Taiwanese hauled to safety across raging river
By PETER ENAV, Associated Press Writer Peter Enav, Associated Press Writer Thu Aug 13, 4:08 pm ET
SINFA, Taiwan – Barefoot and helmeted, the frightened survivors of deadly Typhoon Morakot dangled high over jagged rocks and a raging river Thursday as soldiers hauled them to safety one by one along a 100-foot-long cable.
On the far side, a few dozen waited near a hand-painted sign on the craggy foundation of a destroyed bridge: "32 people died here SOS."
The perilous rescue was part of a massive military effort to save hundreds of stranded villagers after the worst flooding to hit Taiwan in 50 years. Some 14,000 villager have been rescued since the typhoon struck five days ago; hundreds more are feared missing or dead.
As criticism mounted Thursday over Taiwan's response to the disaster, the government dispatched another 4,000 troops to work with the 14,000 already deployed. Many of them are working in Kaohsiung County, a mountainous farming region in southern Taiwan.

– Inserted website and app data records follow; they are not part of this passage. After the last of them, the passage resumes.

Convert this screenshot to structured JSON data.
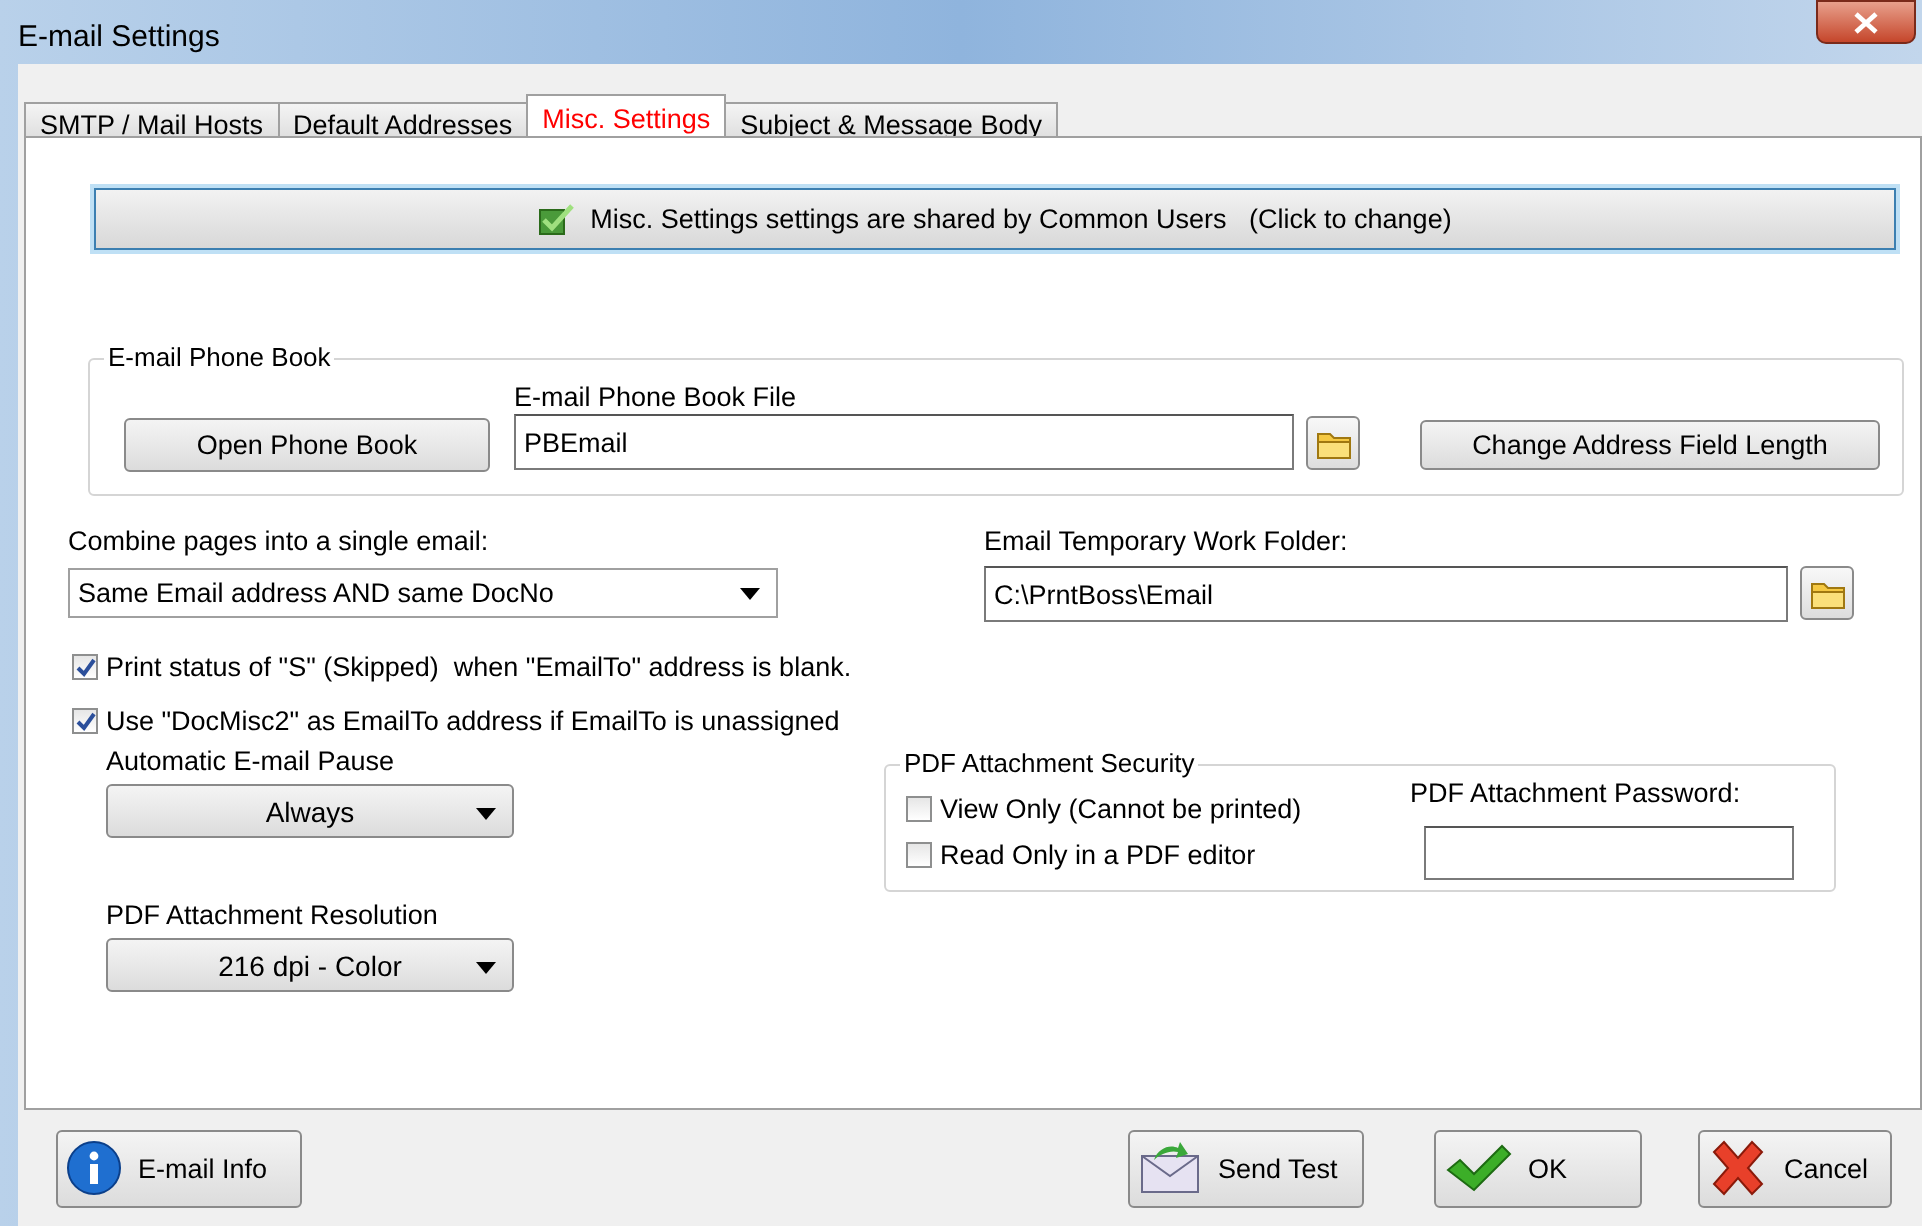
{
  "window": {
    "title": "E-mail Settings"
  },
  "tabs": [
    {
      "label": "SMTP / Mail Hosts",
      "selected": false
    },
    {
      "label": "Default Addresses",
      "selected": false
    },
    {
      "label": "Misc. Settings",
      "selected": true
    },
    {
      "label": "Subject & Message Body",
      "selected": false
    }
  ],
  "shared_button": {
    "label": "Misc. Settings settings are shared by Common Users   (Click to change)",
    "checked": true
  },
  "phone_book": {
    "legend": "E-mail Phone Book",
    "open_button": "Open Phone Book",
    "file_label": "E-mail Phone Book File",
    "file_value": "PBEmail",
    "change_button": "Change Address Field Length"
  },
  "combine": {
    "label": "Combine pages into a single email:",
    "value": "Same Email address AND same DocNo"
  },
  "temp_folder": {
    "label": "Email Temporary Work Folder:",
    "value": "C:\\PrntBoss\\Email"
  },
  "options": [
    {
      "label": "Print status of \"S\" (Skipped)  when \"EmailTo\" address is blank.",
      "checked": true
    },
    {
      "label": "Use \"DocMisc2\" as EmailTo address if EmailTo is unassigned",
      "checked": true
    }
  ],
  "pause": {
    "label": "Automatic E-mail Pause",
    "value": "Always"
  },
  "resolution": {
    "label": "PDF Attachment Resolution",
    "value": "216 dpi - Color"
  },
  "security": {
    "legend": "PDF Attachment Security",
    "options": [
      {
        "label": "View Only (Cannot be printed)",
        "checked": false
      },
      {
        "label": "Read Only in a PDF editor",
        "checked": false
      }
    ],
    "password_label": "PDF Attachment Password:"
  },
  "buttons": [
    {
      "kind": "info",
      "label": "E-mail Info"
    },
    {
      "kind": "send",
      "label": "Send Test"
    },
    {
      "kind": "ok",
      "label": "OK"
    },
    {
      "kind": "cancel",
      "label": "Cancel"
    }
  ]
}
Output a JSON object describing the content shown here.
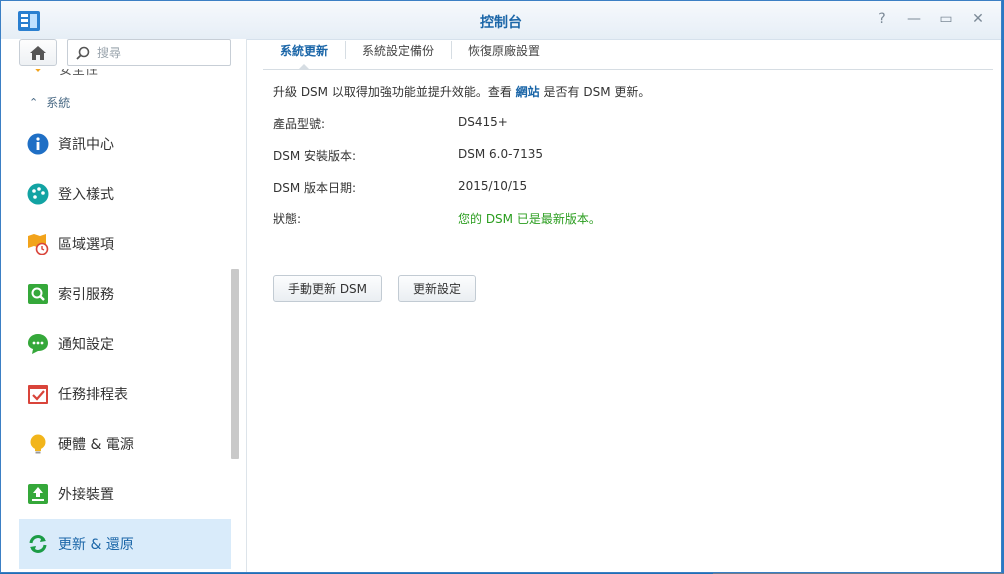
{
  "window": {
    "title": "控制台"
  },
  "titlebar_buttons": [
    {
      "name": "help-button",
      "icon": "help-icon",
      "glyph": "?"
    },
    {
      "name": "minimize-button",
      "icon": "minimize-icon",
      "glyph": "—"
    },
    {
      "name": "maximize-button",
      "icon": "maximize-icon",
      "glyph": "▭"
    },
    {
      "name": "close-button",
      "icon": "close-icon",
      "glyph": "✕"
    }
  ],
  "sidebar": {
    "search": {
      "placeholder": "搜尋",
      "value": ""
    },
    "partial_item": {
      "label": "安全性",
      "icon": "security-icon"
    },
    "group": {
      "label": "系統",
      "icon": "chevron-up-icon"
    },
    "items": [
      {
        "label": "資訊中心",
        "icon": "info-icon",
        "color": "#1f6fc5"
      },
      {
        "label": "登入樣式",
        "icon": "palette-icon",
        "color": "#12a3a3"
      },
      {
        "label": "區域選項",
        "icon": "regional-icon",
        "color": "#f2a31b"
      },
      {
        "label": "索引服務",
        "icon": "index-search-icon",
        "color": "#35a83a"
      },
      {
        "label": "通知設定",
        "icon": "chat-icon",
        "color": "#35a83a"
      },
      {
        "label": "任務排程表",
        "icon": "calendar-check-icon",
        "color": "#d9443a"
      },
      {
        "label": "硬體 & 電源",
        "icon": "bulb-icon",
        "color": "#f2b51b"
      },
      {
        "label": "外接裝置",
        "icon": "upload-icon",
        "color": "#35a83a"
      },
      {
        "label": "更新 & 還原",
        "icon": "refresh-icon",
        "color": "#1c9c46",
        "active": true
      }
    ]
  },
  "tabs": [
    {
      "label": "系統更新",
      "active": true
    },
    {
      "label": "系統設定備份",
      "active": false
    },
    {
      "label": "恢復原廠設置",
      "active": false
    }
  ],
  "intro": {
    "prefix": "升級 DSM 以取得加強功能並提升效能。查看",
    "link": "網站",
    "suffix": "是否有 DSM 更新。"
  },
  "info": {
    "model": {
      "label": "產品型號:",
      "value": "DS415+"
    },
    "version": {
      "label": "DSM 安裝版本:",
      "value": "DSM 6.0-7135"
    },
    "date": {
      "label": "DSM 版本日期:",
      "value": "2015/10/15"
    },
    "status": {
      "label": "狀態:",
      "value": "您的 DSM 已是最新版本。",
      "color": "#2a9d1e"
    }
  },
  "buttons": {
    "manual_update": "手動更新 DSM",
    "update_settings": "更新設定"
  },
  "colors": {
    "accent": "#1b66a8",
    "active_item_bg": "#d9ebfa"
  }
}
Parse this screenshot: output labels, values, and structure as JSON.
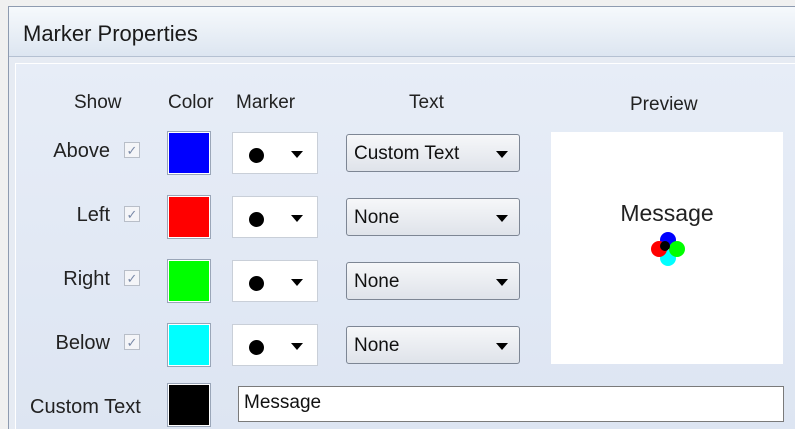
{
  "window": {
    "title": "Marker Properties"
  },
  "headers": {
    "show": "Show",
    "color": "Color",
    "marker": "Marker",
    "text": "Text",
    "preview": "Preview"
  },
  "rows": [
    {
      "label": "Above",
      "checked": true,
      "check_glyph": "✓",
      "color": "#0000ff",
      "marker_icon": "filled-circle",
      "text_value": "Custom Text"
    },
    {
      "label": "Left",
      "checked": true,
      "check_glyph": "✓",
      "color": "#ff0000",
      "marker_icon": "filled-circle",
      "text_value": "None"
    },
    {
      "label": "Right",
      "checked": true,
      "check_glyph": "✓",
      "color": "#00ff00",
      "marker_icon": "filled-circle",
      "text_value": "None"
    },
    {
      "label": "Below",
      "checked": true,
      "check_glyph": "✓",
      "color": "#00ffff",
      "marker_icon": "filled-circle",
      "text_value": "None"
    }
  ],
  "custom_text": {
    "label": "Custom Text",
    "color": "#000000",
    "value": "Message"
  },
  "preview": {
    "message": "Message"
  }
}
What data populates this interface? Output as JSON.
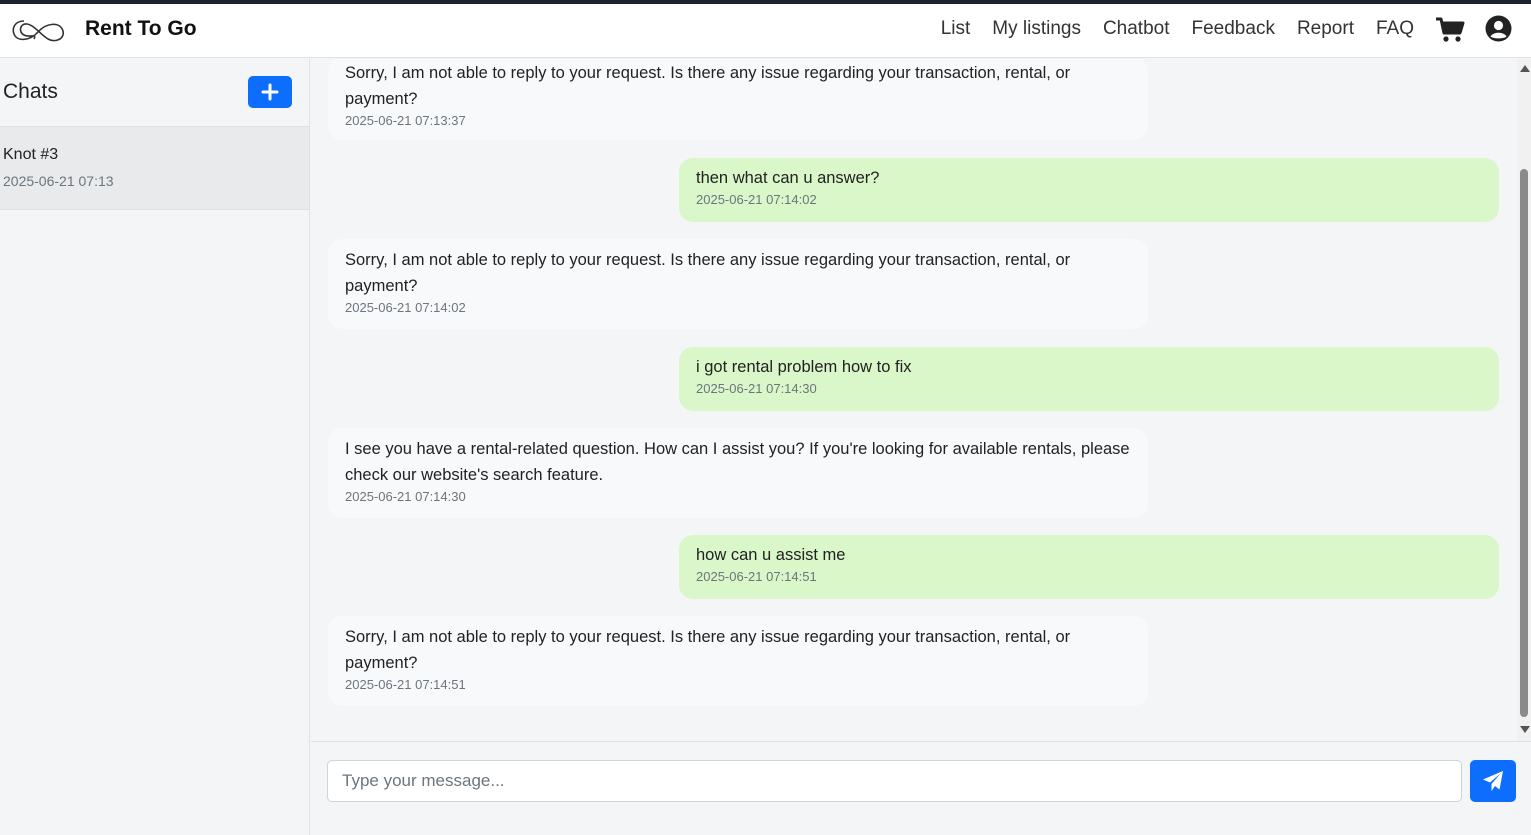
{
  "app": {
    "brand": "Rent To Go",
    "logo_icon": "infinity-knot-logo"
  },
  "nav": {
    "links": [
      "List",
      "My listings",
      "Chatbot",
      "Feedback",
      "Report",
      "FAQ"
    ],
    "cart_icon": "cart-icon",
    "user_icon": "user-circle-icon"
  },
  "sidebar": {
    "title": "Chats",
    "new_chat_icon": "plus-icon",
    "items": [
      {
        "name": "Knot #3",
        "time": "2025-06-21 07:13"
      }
    ]
  },
  "messages": [
    {
      "role": "bot",
      "text": "Sorry, I am not able to reply to your request. Is there any issue regarding your transaction, rental, or payment?",
      "time": "2025-06-21 07:13:37"
    },
    {
      "role": "user",
      "text": "then what can u answer?",
      "time": "2025-06-21 07:14:02"
    },
    {
      "role": "bot",
      "text": "Sorry, I am not able to reply to your request. Is there any issue regarding your transaction, rental, or payment?",
      "time": "2025-06-21 07:14:02"
    },
    {
      "role": "user",
      "text": "i got rental problem how to fix",
      "time": "2025-06-21 07:14:30"
    },
    {
      "role": "bot",
      "text": "I see you have a rental-related question. How can I assist you? If you're looking for available rentals, please check our website's search feature.",
      "time": "2025-06-21 07:14:30"
    },
    {
      "role": "user",
      "text": "how can u assist me",
      "time": "2025-06-21 07:14:51"
    },
    {
      "role": "bot",
      "text": "Sorry, I am not able to reply to your request. Is there any issue regarding your transaction, rental, or payment?",
      "time": "2025-06-21 07:14:51"
    }
  ],
  "composer": {
    "placeholder": "Type your message...",
    "send_icon": "paper-plane-icon"
  },
  "colors": {
    "accent": "#0d6efd",
    "user_bubble": "#d9f7c9",
    "bot_bubble": "#f8f9fa"
  }
}
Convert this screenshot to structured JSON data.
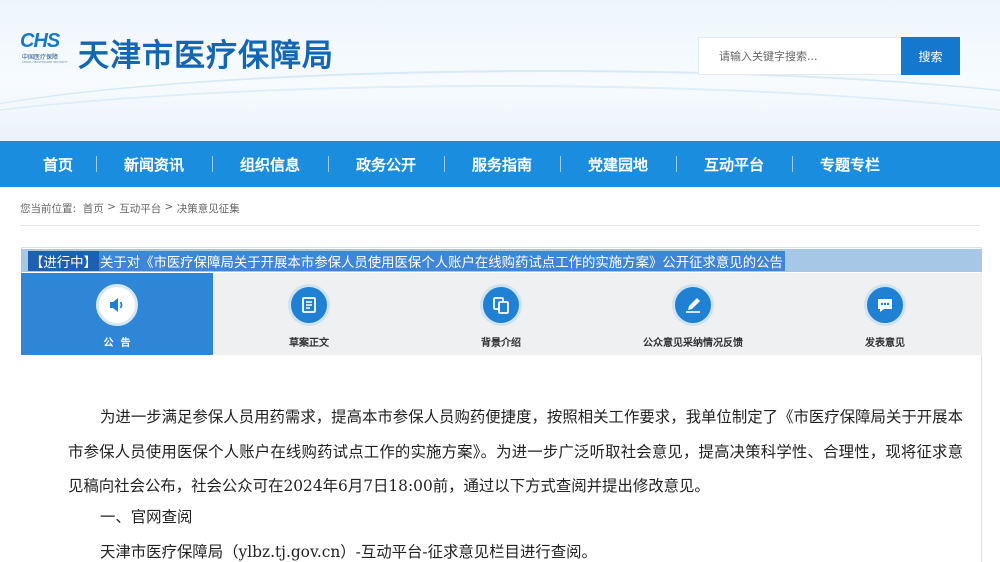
{
  "header": {
    "logo_text": "CHS",
    "logo_org": "中国医疗保障",
    "logo_sub": "CHINA HEALTHCARE SECURITY",
    "title": "天津市医疗保障局",
    "search_placeholder": "请输入关键字搜索...",
    "search_button": "搜索"
  },
  "nav": [
    "首页",
    "新闻资讯",
    "组织信息",
    "政务公开",
    "服务指南",
    "党建园地",
    "互动平台",
    "专题专栏"
  ],
  "breadcrumb": {
    "prefix": "您当前位置:",
    "items": [
      "首页",
      "互动平台",
      "决策意见征集"
    ],
    "separator": " > "
  },
  "notice": {
    "status": "【进行中】",
    "title": "关于对《市医疗保障局关于开展本市参保人员使用医保个人账户在线购药试点工作的实施方案》公开征求意见的公告"
  },
  "tabs": [
    {
      "label": "公  告",
      "icon": "speaker-icon",
      "active": true
    },
    {
      "label": "草案正文",
      "icon": "document-icon",
      "active": false
    },
    {
      "label": "背景介绍",
      "icon": "copy-icon",
      "active": false
    },
    {
      "label": "公众意见采纳情况反馈",
      "icon": "edit-icon",
      "active": false
    },
    {
      "label": "发表意见",
      "icon": "chat-icon",
      "active": false
    }
  ],
  "content": {
    "paragraph": "为进一步满足参保人员用药需求，提高本市参保人员购药便捷度，按照相关工作要求，我单位制定了《市医疗保障局关于开展本市参保人员使用医保个人账户在线购药试点工作的实施方案》。为进一步广泛听取社会意见，提高决策科学性、合理性，现将征求意见稿向社会公布，社会公众可在2024年6月7日18:00前，通过以下方式查阅并提出修改意见。",
    "heading1": "一、官网查阅",
    "paragraph2": "天津市医疗保障局（ylbz.tj.gov.cn）-互动平台-征求意见栏目进行查阅。"
  },
  "colors": {
    "nav_bg": "#1a8ddf",
    "title_color": "#1366b3",
    "active_tab": "#2f86d6",
    "search_button": "#1478cf"
  }
}
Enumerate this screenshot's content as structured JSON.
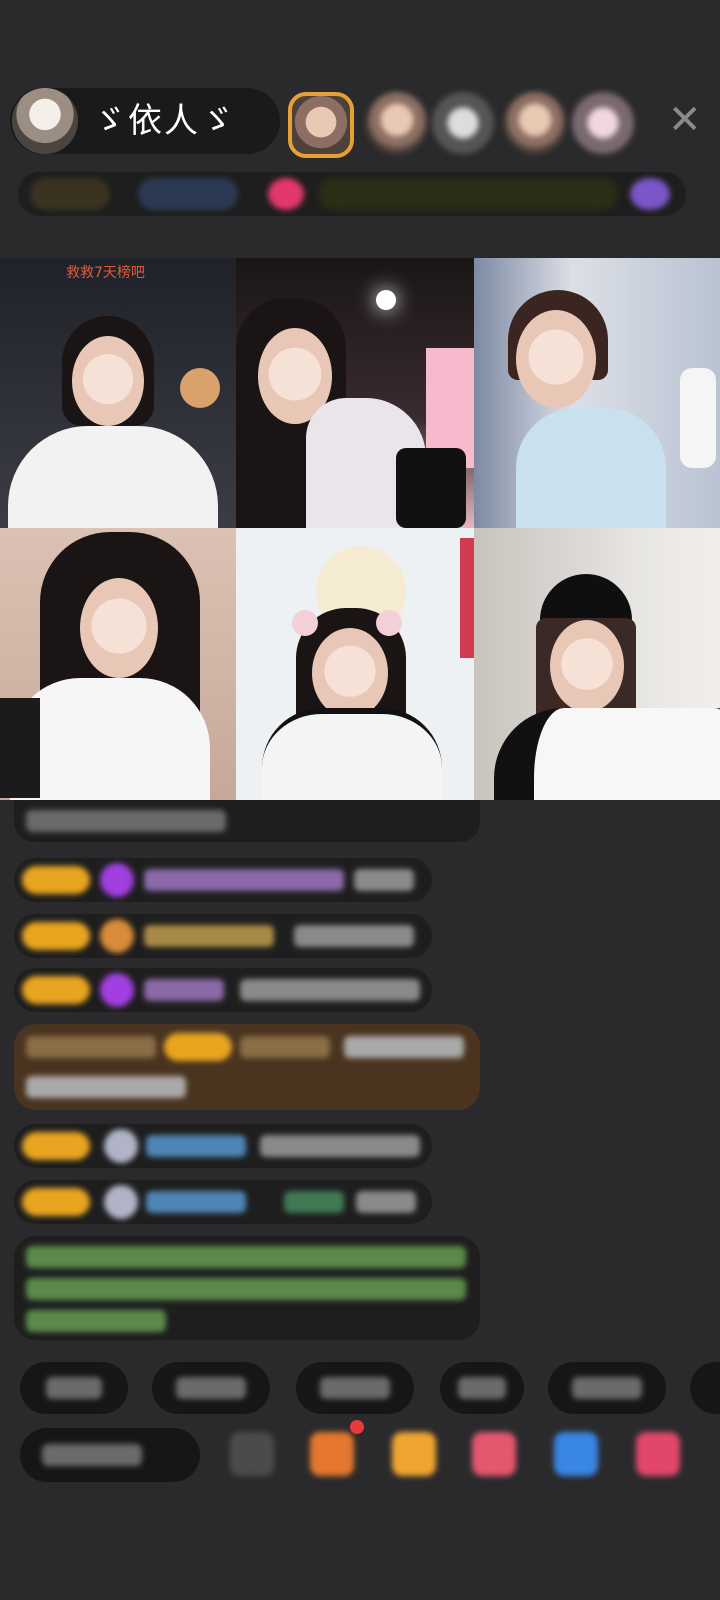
{
  "host": {
    "name": "ゞ依人ゞ"
  },
  "top_bar": {
    "close_icon": "close-icon"
  },
  "video_grid": {
    "cells": [
      {
        "overlay_text": "救救7天榜吧"
      },
      {
        "overlay_text": ""
      },
      {
        "overlay_text": ""
      },
      {
        "overlay_text": ""
      },
      {
        "overlay_text": ""
      },
      {
        "overlay_text": ""
      }
    ]
  },
  "colors": {
    "background": "#2a2a2c",
    "level_badge": "#e8a520",
    "highlight_message": "#5a3a1a",
    "system_text": "#79c36a"
  }
}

The rugged terrain and widespread devastation played havoc with rescue efforts following the storm, which dumped 80 inches (2 meters) of rain on the island over the weekend.
Soldiers in fatigues and heavy gloves resorted to using a makeshift zipline to haul survivors from the village of Sinkai over the Ba Si Lan River where the bridge was wiped out. For hours they labored, rescuing everyone from a young boy in shorts to an elderly woman who brought along a couple of shopping bags worth of belongings.
Unbuckled from their harnesses, villagers looked dazed and frightened as they recalled the harrowing night of Aug. 8.
"It rained for days," said Li Wen-chuan, a grizzled-looking man of 68 with sparse salt-and-pepper hair, teeth stained red by years of betel nut chewing. "But the flood came so suddenly and with a tremendous roar. It destroyed everything in the village."
"This is the worst thing that has ever happened to me," he said, adding that many of the 32 who died in village were friends and family. "My life will never be the same."
Pan Yi-chang, a 32-year-old mother of two, said that when the rains spawned by Morakot began to fall, she had no inkling that this typhoon would be any different from others.
The ravaged villages — most of them scattered in neighboring townships in northern Kaohsiung County — are typically located next to mountains, and they usually have to brace for mudslides during Taiwan's annual typhoon season during June to September.
But this time was different, residents said.
"Everything happened so fast. Flooding just destroyed everything," said Pan, adding that she was lucky because all of her family survived — her husband, her two children and her mother and father.
As she spoke, Pan gazed longingly across the river toward the only home she has ever known, a close-knit community of 1,000 whose economy is based on growing mangos and guavas.
In the background, a heavy mist enveloped the summit of a nearby mountain and torrents of water cascaded down its dark green facades.
Scores of villages in the rural south of Taiwan were devastated by the typhoon. One of the worst affected is Shiao Lin, where hundreds remain missing after a catastrophic mudslide spawned by days of torrential rain.
Taiwan's official death toll from the storm now stands at 108, with another 62 listed as missing. That does not include the toll in Shiao Lin and other remote communities.
Many of those rescued say they can never return to their villages because there is nothing left to return to.
Li, the grizzled veteran of Sinkai, is not one of them.
"I am going back," he said. "Sinkai is where my roots are. I have no other place to go."
Many complained that the government was too slow to mobilize the rescue and cleanup effort, saying more victims could have been saved if they had moved sooner and faster.
"Why does the government say only useless things?" a woman eager to learn the fate of relatives trapped in Kaochung village in the south asked. With tears filling her eyes, she told TV reporters: "I've been waiting for several days, yet there has not been anyone going to rescue my family."
In a short interview with CNN, President Ma Ying-jeou blamed the severe damage brought by the flooding on villagers' inability to get out of their communities before the storm.
Authorities in Kaohsiung County did ask inhabitants from the villages most severely battered by Morakot to leave before the storm, but they did not try to forcibly remove the residents, and some villagers decided against leaving.
"They were not fully prepared. If they were, they should have been evacuated much earlier," Ma said. "They didn't realize how serious the disaster was."
Ma did not comment on whether the government was doing enough to help with the evacuation.
Troops were working Thursday to restore severed roads, rehabilitate ravaged neighborhood and ferry typhoon victims to safety in dozens of helicopter missions.
So far some 14,000 villagers have been rescued — including 600 on Thursday, the island's disaster relief center said.
Another 2,000 villagers were staying either in open fields or on higher ground and waiting to be taken to shelters, it said. Several hundred more — no one is sure how many — remain unaccounted for and are feared lost in the mudslides.